- GOAL OF THE EXERCISE -
Your task is to find every line of the listing that includes "icon" and copy it.
———
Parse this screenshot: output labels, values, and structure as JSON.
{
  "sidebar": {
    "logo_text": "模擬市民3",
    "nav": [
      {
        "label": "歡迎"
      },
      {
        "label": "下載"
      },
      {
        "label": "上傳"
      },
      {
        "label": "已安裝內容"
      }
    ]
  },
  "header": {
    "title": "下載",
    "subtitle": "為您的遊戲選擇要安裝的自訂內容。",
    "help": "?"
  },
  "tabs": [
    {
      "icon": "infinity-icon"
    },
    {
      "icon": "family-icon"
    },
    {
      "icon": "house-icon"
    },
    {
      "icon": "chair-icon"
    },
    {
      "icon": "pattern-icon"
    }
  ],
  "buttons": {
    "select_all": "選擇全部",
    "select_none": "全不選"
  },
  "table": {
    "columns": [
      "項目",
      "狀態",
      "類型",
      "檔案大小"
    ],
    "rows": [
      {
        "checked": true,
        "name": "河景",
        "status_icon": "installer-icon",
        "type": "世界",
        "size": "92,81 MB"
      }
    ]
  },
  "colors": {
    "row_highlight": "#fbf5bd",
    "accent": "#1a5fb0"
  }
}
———
- SOLUTION TO THIS PROBLEM -
      "icon": "infinity-icon"
      "icon": "family-icon"
      "icon": "house-icon"
      "icon": "chair-icon"
      "icon": "pattern-icon"
        "status_icon": "installer-icon",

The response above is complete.